#### [Element data from apps and pages]
↓
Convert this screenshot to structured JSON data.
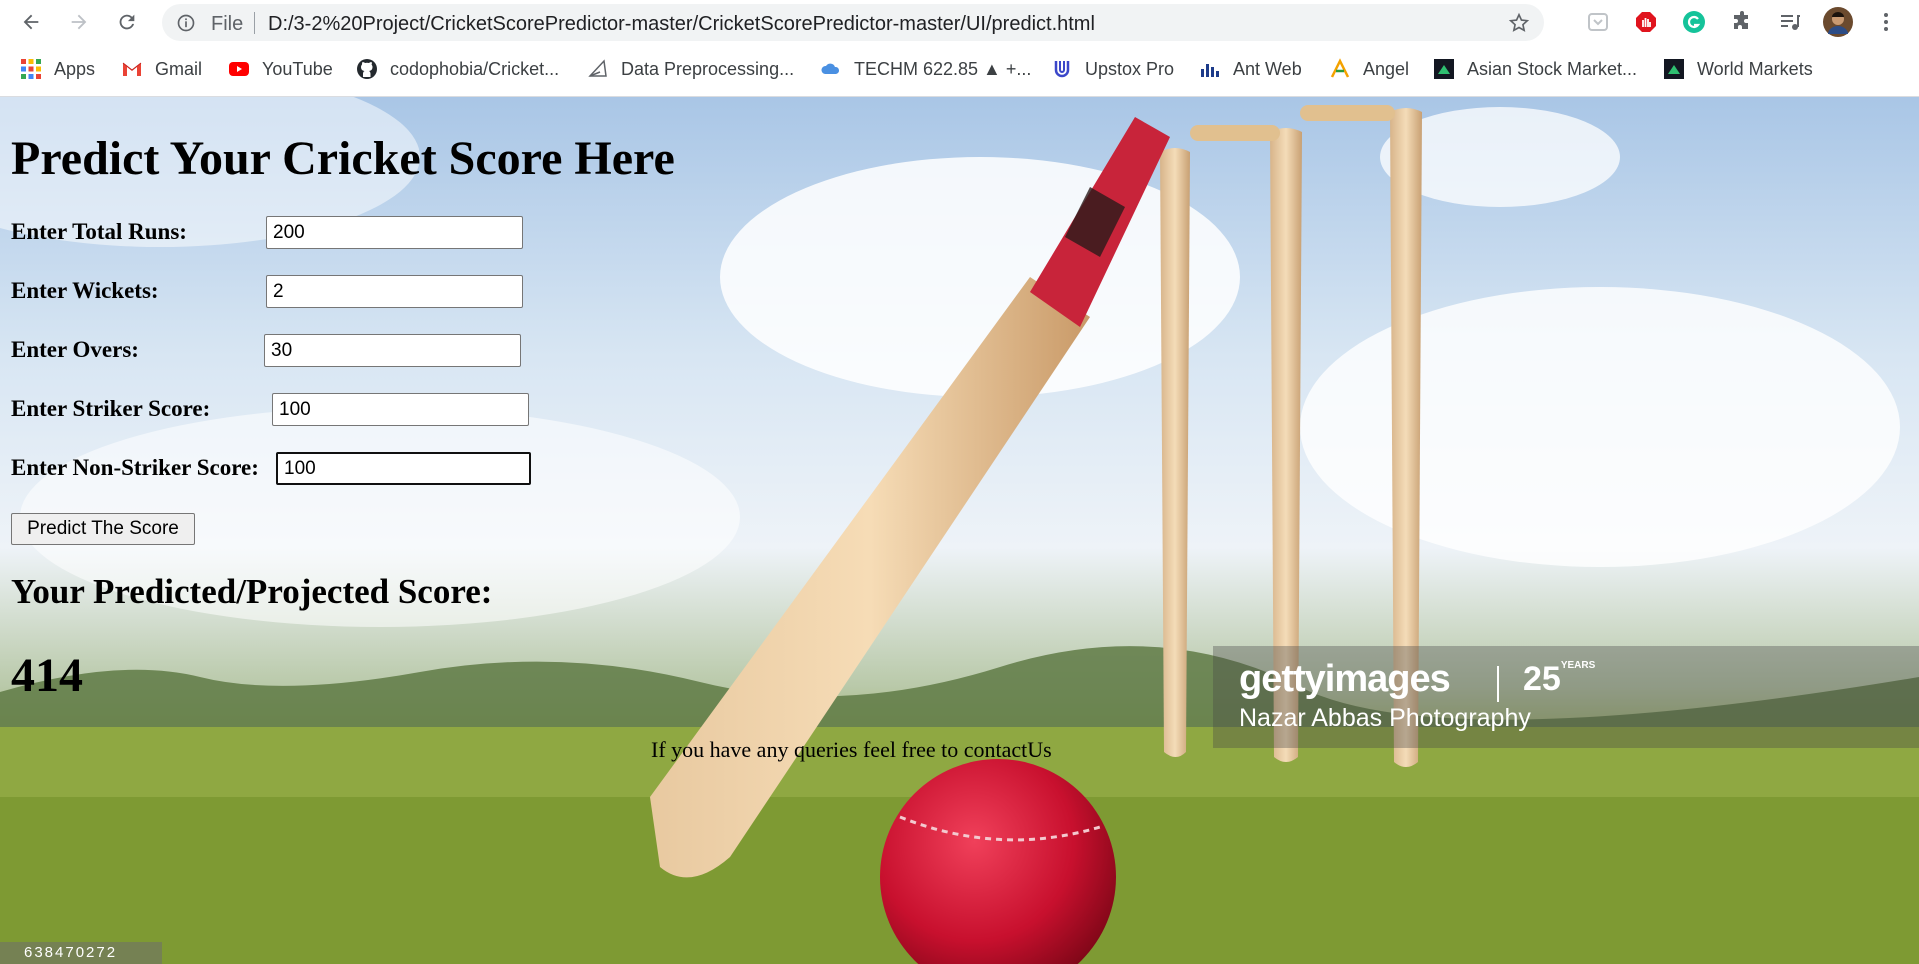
{
  "browser": {
    "omnibox": {
      "scheme_label": "File",
      "url": "D:/3-2%20Project/CricketScorePredictor-master/CricketScorePredictor-master/UI/predict.html"
    },
    "bookmarks": [
      {
        "label": "Apps",
        "icon": "apps-grid-icon"
      },
      {
        "label": "Gmail",
        "icon": "gmail-icon"
      },
      {
        "label": "YouTube",
        "icon": "youtube-icon"
      },
      {
        "label": "codophobia/Cricket...",
        "icon": "github-icon"
      },
      {
        "label": "Data Preprocessing...",
        "icon": "triangle-icon"
      },
      {
        "label": "TECHM 622.85 ▲ +...",
        "icon": "cloud-icon"
      },
      {
        "label": "Upstox Pro",
        "icon": "upstox-icon"
      },
      {
        "label": "Ant Web",
        "icon": "antweb-icon"
      },
      {
        "label": "Angel",
        "icon": "angel-icon"
      },
      {
        "label": "Asian Stock Market...",
        "icon": "tradingview-icon"
      },
      {
        "label": "World Markets",
        "icon": "tradingview-icon"
      }
    ]
  },
  "form": {
    "title": "Predict Your Cricket Score Here",
    "fields": [
      {
        "label": "Enter Total Runs:",
        "value": "200"
      },
      {
        "label": "Enter Wickets:",
        "value": "2"
      },
      {
        "label": "Enter Overs:",
        "value": "30"
      },
      {
        "label": "Enter Striker Score:",
        "value": "100"
      },
      {
        "label": "Enter Non-Striker Score:",
        "value": "100"
      }
    ],
    "button_label": "Predict The Score"
  },
  "result": {
    "heading": "Your Predicted/Projected Score:",
    "value": "414"
  },
  "footer": {
    "contact_text": "If you have any queries feel free to contactUs"
  },
  "watermark": {
    "brand": "gettyimages",
    "years": "25",
    "years_suffix": "YEARS",
    "credit": "Nazar Abbas Photography",
    "stock_id": "638470272"
  },
  "colors": {
    "sky": "#cfe0f0",
    "grass": "#8aa63d",
    "ball": "#d1102a",
    "bat_grip": "#c8243a"
  }
}
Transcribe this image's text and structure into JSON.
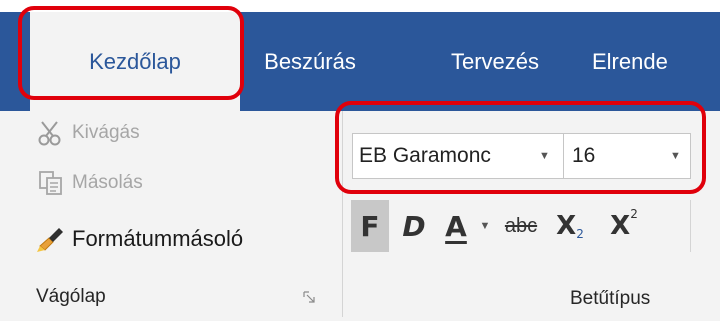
{
  "tabs": [
    {
      "label": "Kezdőlap",
      "active": true
    },
    {
      "label": "Beszúrás",
      "active": false
    },
    {
      "label": "Tervezés",
      "active": false
    },
    {
      "label": "Elrende",
      "active": false
    }
  ],
  "clipboard": {
    "cut_label": "Kivágás",
    "copy_label": "Másolás",
    "format_painter_label": "Formátummásoló",
    "group_label": "Vágólap"
  },
  "font": {
    "font_name": "EB Garamonc",
    "font_size": "16",
    "bold_label": "F",
    "italic_label": "D",
    "underline_label": "A",
    "strike_label": "abc",
    "subscript_label": "X",
    "subscript_suffix": "2",
    "superscript_label": "X",
    "superscript_suffix": "2",
    "group_label": "Betűtípus"
  },
  "colors": {
    "ribbon_blue": "#2b579a",
    "highlight_red": "#e0000b",
    "ribbon_bg": "#f3f3f3"
  }
}
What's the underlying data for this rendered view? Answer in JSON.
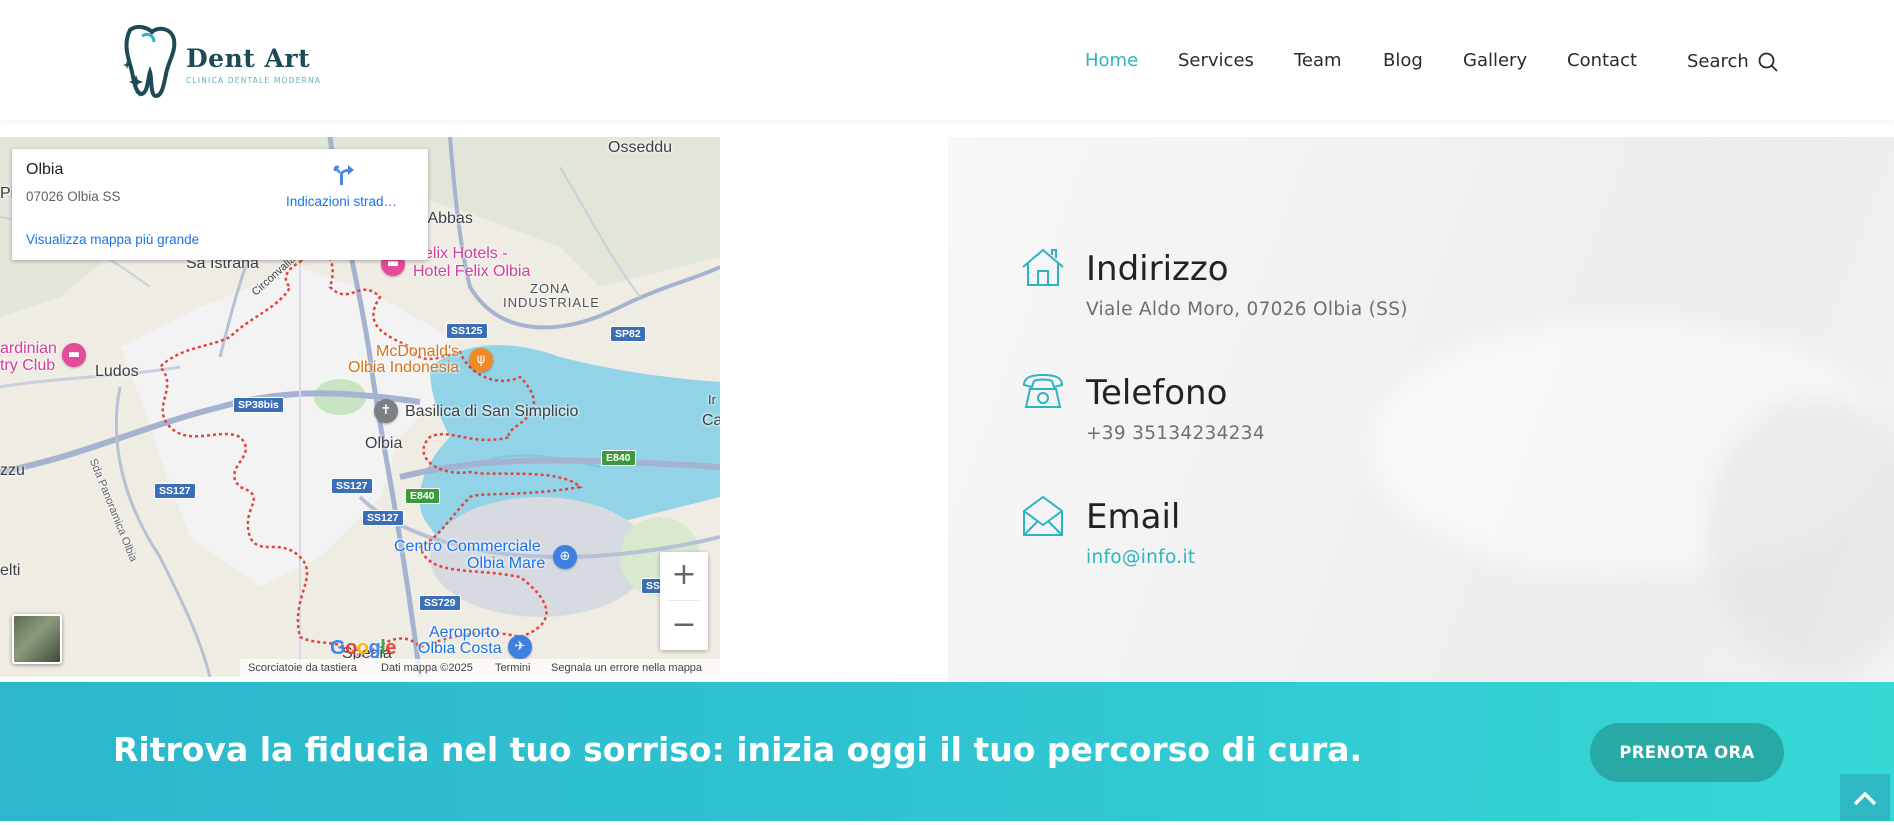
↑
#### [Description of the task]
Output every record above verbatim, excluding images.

#### [Task result]
Convert this screenshot to structured JSON data.
{
  "browser": {
    "omnibox": {
      "scheme_label": "File",
      "url": "D:/3-2%20Project/CricketScorePredictor-master/CricketScorePredictor-master/UI/predict.html"
    },
    "bookmarks": [
      {
        "label": "Apps",
        "icon": "apps-grid-icon"
      },
      {
        "label": "Gmail",
        "icon": "gmail-icon"
      },
      {
        "label": "YouTube",
        "icon": "youtube-icon"
      },
      {
        "label": "codophobia/Cricket...",
        "icon": "github-icon"
      },
      {
        "label": "Data Preprocessing...",
        "icon": "triangle-icon"
      },
      {
        "label": "TECHM 622.85 ▲ +...",
        "icon": "cloud-icon"
      },
      {
        "label": "Upstox Pro",
        "icon": "upstox-icon"
      },
      {
        "label": "Ant Web",
        "icon": "antweb-icon"
      },
      {
        "label": "Angel",
        "icon": "angel-icon"
      },
      {
        "label": "Asian Stock Market...",
        "icon": "tradingview-icon"
      },
      {
        "label": "World Markets",
        "icon": "tradingview-icon"
      }
    ]
  },
  "form": {
    "title": "Predict Your Cricket Score Here",
    "fields": [
      {
        "label": "Enter Total Runs:",
        "value": "200"
      },
      {
        "label": "Enter Wickets:",
        "value": "2"
      },
      {
        "label": "Enter Overs:",
        "value": "30"
      },
      {
        "label": "Enter Striker Score:",
        "value": "100"
      },
      {
        "label": "Enter Non-Striker Score:",
        "value": "100"
      }
    ],
    "button_label": "Predict The Score"
  },
  "result": {
    "heading": "Your Predicted/Projected Score:",
    "value": "414"
  },
  "footer": {
    "contact_text": "If you have any queries feel free to contactUs"
  },
  "watermark": {
    "brand": "gettyimages",
    "years": "25",
    "years_suffix": "YEARS",
    "credit": "Nazar Abbas Photography",
    "stock_id": "638470272"
  },
  "colors": {
    "sky": "#cfe0f0",
    "grass": "#8aa63d",
    "ball": "#d1102a",
    "bat_grip": "#c8243a"
  }
}
Transcribe this image's text and structure into JSON.
{
  "tabs": [
    {
      "label": "Kezdőlap",
      "active": true
    },
    {
      "label": "Beszúrás",
      "active": false
    },
    {
      "label": "Tervezés",
      "active": false
    },
    {
      "label": "Elrende",
      "active": false
    }
  ],
  "clipboard": {
    "cut_label": "Kivágás",
    "copy_label": "Másolás",
    "format_painter_label": "Formátummásoló",
    "group_label": "Vágólap"
  },
  "font": {
    "font_name": "EB Garamonc",
    "font_size": "16",
    "bold_label": "F",
    "italic_label": "D",
    "underline_label": "A",
    "strike_label": "abc",
    "subscript_label": "X",
    "subscript_suffix": "2",
    "superscript_label": "X",
    "superscript_suffix": "2",
    "group_label": "Betűtípus"
  },
  "colors": {
    "ribbon_blue": "#2b579a",
    "highlight_red": "#e0000b",
    "ribbon_bg": "#f3f3f3"
  }
}
What's the underlying data for this rendered view? Answer in JSON.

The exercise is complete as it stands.